A: So the main body of protesters I've seen is around 18 to 35 years old. You see middle-aged people, but it’s mainly young people. The number of people who've participated in them is not on par with the revolution yet. People are scared to come out, and they're within their rights to be scared to come out. 

I think people inside Iran are changing. For example, the “morality police” have always been violent. They’re evil. I think the reason people hear more and more violent stories about the morality police is because the newer generation doesn't submit to their standards like the older generation did.

When you go out, you visibly see many people not wearing a hijab right now, and police are out there, but they don't have the guts to get someone on that right now. I think that's an achievement.

CH: So, it isn’t that the “morality police” got tougher… it’s that the younger generation decided to test them more? Is that how you see it?

A: I think so.

CH: Does this feel different from other demonstrations and protests you’ve seen?

A: Yeah, it feels different, it definitely feels different.

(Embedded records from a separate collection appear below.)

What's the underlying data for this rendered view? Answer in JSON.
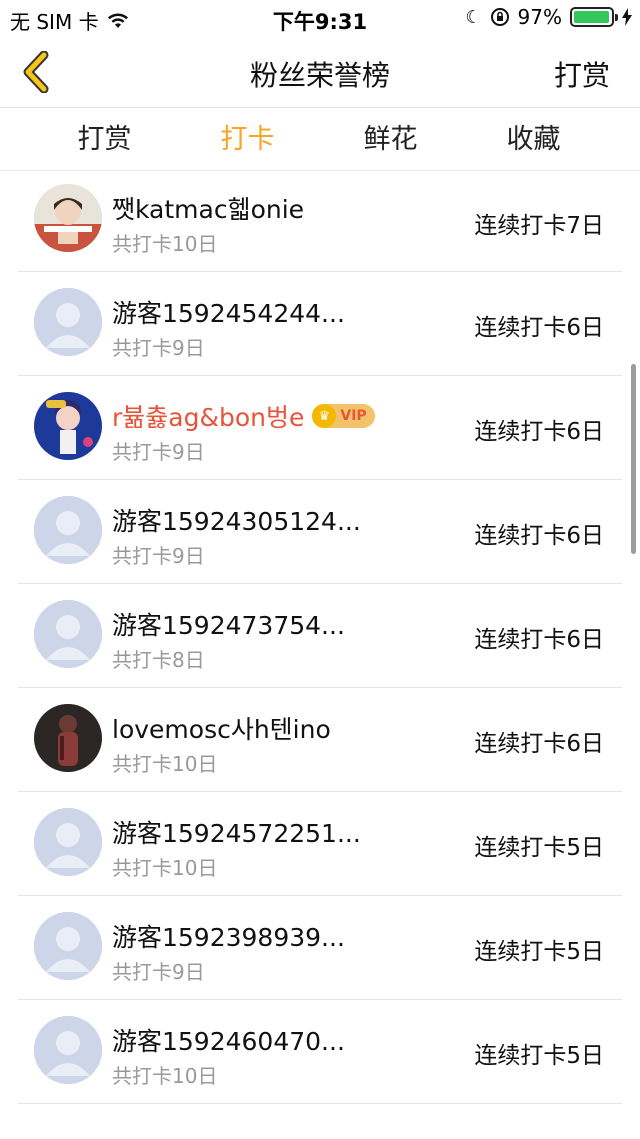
{
  "status": {
    "carrier": "无 SIM 卡",
    "time": "下午9:31",
    "battery_text": "97%",
    "battery_level": 0.97,
    "battery_color": "#34c759"
  },
  "nav": {
    "title": "粉丝荣誉榜",
    "right_label": "打赏",
    "back_icon": "chevron-left-icon",
    "back_color": "#f5c518"
  },
  "tabs": [
    {
      "label": "打赏",
      "active": false
    },
    {
      "label": "打卡",
      "active": true
    },
    {
      "label": "鲜花",
      "active": false
    },
    {
      "label": "收藏",
      "active": false
    }
  ],
  "accent_color": "#f5a623",
  "vip_color": "#e8543a",
  "vip_label": "VIP",
  "rows": [
    {
      "name": "쨋katmac헯onie",
      "total": "共打卡10日",
      "streak": "连续打卡7日",
      "avatar": "photo-person"
    },
    {
      "name": "游客1592454244...",
      "total": "共打卡9日",
      "streak": "连续打卡6日",
      "avatar": "default"
    },
    {
      "name": "r뷺츓ag&bon벙e",
      "total": "共打卡9日",
      "streak": "连续打卡6日",
      "avatar": "photo-cartoon",
      "vip": true
    },
    {
      "name": "游客15924305124...",
      "total": "共打卡9日",
      "streak": "连续打卡6日",
      "avatar": "default"
    },
    {
      "name": "游客1592473754...",
      "total": "共打卡8日",
      "streak": "连续打卡6日",
      "avatar": "default"
    },
    {
      "name": "lovemosc사h텐ino",
      "total": "共打卡10日",
      "streak": "连续打卡6日",
      "avatar": "photo-dark"
    },
    {
      "name": "游客15924572251...",
      "total": "共打卡10日",
      "streak": "连续打卡5日",
      "avatar": "default"
    },
    {
      "name": "游客1592398939...",
      "total": "共打卡9日",
      "streak": "连续打卡5日",
      "avatar": "default"
    },
    {
      "name": "游客1592460470...",
      "total": "共打卡10日",
      "streak": "连续打卡5日",
      "avatar": "default"
    }
  ]
}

CH: Where do you see this movement going?

A: No matter what's going to happen in the coming days, I don't think the hijab is going to be the same. Maybe the “morality police” will still be around, but it's not going to be to the same degree. And I feel like it's a fight that's not going to end. Maybe it's going to get quiet, but it just needs another spark, and then you're going to have another fire, another protest. I think the struggle for hijab and women’s rights is going to continue. I’m hopeful it’s going to lead to some bigger change.

It's not a revolution yet, but it might very well be on the path towards it.

Get more insights with the
Recorded Future
Intelligence Cloud.
Learn more.
No previous article
No new articles
Dina Temple-Raston

Dina Temple-Raston

is the Host and Managing Editor of the Click Here podcast as well as a senior correspondent at Recorded Future News. She previously served on NPR’s Investigations team focusing on breaking news stories and national security, technology, and social justice and hosted and created the award-winning Audible Podcast “What Were You Thinking.”

Sean Powers

Sean Powers

is a Senior Supervising Producer for the Click Here podcast. He came to the Recorded Future News from the Scripps Washington Bureau, where he was the lead producer of "Verified," an investigative podcast. Previously, he was in charge of podcasting at Georgia Public Broadcasting in Atlanta, where he helped launch and produced about a dozen shows.